**What is expected:**
Your task is to find every line of the data that holds the string "selected" and copy it.

*** Opening of Data supplied ***

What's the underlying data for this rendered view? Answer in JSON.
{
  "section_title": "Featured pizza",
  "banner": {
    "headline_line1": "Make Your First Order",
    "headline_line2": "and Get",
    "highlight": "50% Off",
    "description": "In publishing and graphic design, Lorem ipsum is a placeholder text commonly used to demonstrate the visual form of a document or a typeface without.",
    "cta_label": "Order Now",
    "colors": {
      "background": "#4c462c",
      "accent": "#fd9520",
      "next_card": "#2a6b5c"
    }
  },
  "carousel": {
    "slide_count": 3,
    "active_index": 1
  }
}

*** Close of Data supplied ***
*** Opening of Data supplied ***

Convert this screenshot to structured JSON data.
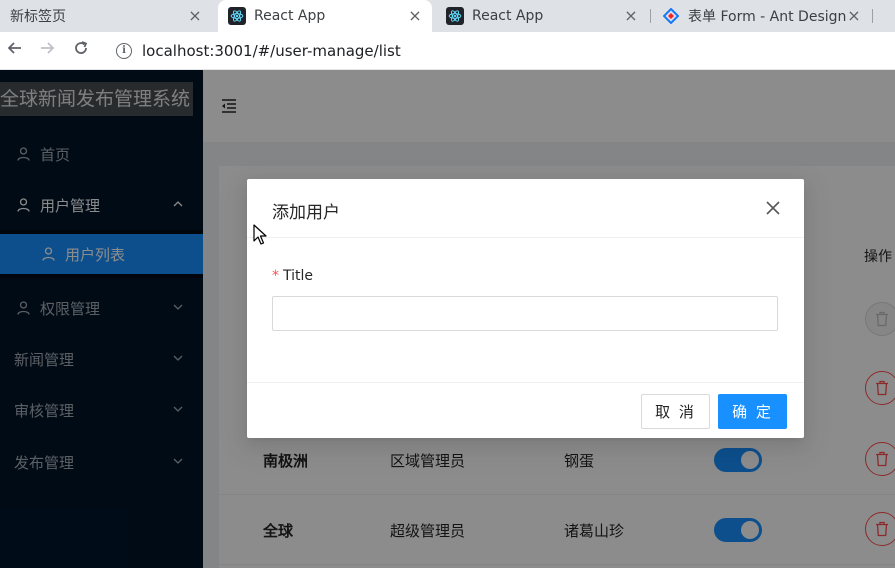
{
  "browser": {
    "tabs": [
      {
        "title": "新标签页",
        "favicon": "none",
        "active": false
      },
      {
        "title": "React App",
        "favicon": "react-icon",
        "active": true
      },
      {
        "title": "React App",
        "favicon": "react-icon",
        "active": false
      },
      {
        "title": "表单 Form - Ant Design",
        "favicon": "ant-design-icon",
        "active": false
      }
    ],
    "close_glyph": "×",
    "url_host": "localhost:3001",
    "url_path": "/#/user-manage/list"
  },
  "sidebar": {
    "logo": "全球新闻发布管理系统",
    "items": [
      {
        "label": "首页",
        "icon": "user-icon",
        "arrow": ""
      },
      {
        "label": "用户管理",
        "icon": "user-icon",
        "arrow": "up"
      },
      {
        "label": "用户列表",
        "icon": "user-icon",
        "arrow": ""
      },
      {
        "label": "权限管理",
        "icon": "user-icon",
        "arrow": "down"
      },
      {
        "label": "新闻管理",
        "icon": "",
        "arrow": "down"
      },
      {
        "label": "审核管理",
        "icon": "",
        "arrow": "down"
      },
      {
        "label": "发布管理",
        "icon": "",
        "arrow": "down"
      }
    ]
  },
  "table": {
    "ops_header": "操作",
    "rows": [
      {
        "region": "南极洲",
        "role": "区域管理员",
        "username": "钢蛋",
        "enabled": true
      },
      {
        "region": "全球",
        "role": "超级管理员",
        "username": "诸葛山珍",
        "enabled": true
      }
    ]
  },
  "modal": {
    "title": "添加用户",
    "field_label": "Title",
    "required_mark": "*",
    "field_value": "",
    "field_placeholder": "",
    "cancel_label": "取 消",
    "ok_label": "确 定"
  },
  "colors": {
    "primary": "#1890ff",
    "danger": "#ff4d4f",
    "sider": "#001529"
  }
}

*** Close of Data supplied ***
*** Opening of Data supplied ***

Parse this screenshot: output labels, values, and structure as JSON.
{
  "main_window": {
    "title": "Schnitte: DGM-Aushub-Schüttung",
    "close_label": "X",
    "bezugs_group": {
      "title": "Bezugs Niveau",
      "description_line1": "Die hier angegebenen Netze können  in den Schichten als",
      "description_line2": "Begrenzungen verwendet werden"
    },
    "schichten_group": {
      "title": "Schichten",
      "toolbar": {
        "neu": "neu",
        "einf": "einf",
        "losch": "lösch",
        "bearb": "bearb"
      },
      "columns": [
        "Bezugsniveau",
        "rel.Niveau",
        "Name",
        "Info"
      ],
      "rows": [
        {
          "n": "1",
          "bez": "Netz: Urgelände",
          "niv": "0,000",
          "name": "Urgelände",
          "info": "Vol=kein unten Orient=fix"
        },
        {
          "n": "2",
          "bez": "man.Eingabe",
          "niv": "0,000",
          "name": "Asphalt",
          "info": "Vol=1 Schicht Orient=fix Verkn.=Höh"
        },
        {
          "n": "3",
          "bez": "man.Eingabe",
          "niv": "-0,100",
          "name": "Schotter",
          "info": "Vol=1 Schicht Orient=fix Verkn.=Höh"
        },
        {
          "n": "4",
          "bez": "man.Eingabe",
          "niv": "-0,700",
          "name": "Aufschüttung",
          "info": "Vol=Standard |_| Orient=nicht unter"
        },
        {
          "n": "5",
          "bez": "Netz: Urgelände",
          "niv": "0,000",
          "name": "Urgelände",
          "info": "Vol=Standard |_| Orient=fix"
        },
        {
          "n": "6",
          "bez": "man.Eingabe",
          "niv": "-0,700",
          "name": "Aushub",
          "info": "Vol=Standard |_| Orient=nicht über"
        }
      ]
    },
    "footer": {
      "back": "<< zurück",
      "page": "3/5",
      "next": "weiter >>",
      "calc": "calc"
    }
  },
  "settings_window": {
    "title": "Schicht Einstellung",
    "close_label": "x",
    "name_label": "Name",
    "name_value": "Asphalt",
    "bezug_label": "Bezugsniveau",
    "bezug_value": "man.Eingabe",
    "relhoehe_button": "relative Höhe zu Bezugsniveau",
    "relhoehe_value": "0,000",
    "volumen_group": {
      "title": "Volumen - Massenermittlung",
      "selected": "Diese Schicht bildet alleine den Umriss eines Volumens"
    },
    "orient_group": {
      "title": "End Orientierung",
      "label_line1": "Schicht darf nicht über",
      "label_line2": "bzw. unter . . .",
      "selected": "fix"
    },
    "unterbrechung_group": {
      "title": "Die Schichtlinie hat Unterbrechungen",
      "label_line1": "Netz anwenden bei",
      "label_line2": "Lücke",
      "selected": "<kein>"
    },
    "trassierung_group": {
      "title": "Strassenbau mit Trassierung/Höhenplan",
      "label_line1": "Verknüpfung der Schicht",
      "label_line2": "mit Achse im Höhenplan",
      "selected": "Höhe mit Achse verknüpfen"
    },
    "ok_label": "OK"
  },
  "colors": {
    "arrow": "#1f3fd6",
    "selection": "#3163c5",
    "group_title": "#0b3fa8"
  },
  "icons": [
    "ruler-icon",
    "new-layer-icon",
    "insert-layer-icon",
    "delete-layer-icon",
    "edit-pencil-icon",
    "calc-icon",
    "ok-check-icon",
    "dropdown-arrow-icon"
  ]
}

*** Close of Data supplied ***

**Exercise solution:**
      "selected": "Diese Schicht bildet alleine den Umriss eines Volumens"
      "selected": "fix"
      "selected": "<kein>"
      "selected": "Höhe mit Achse verknüpfen"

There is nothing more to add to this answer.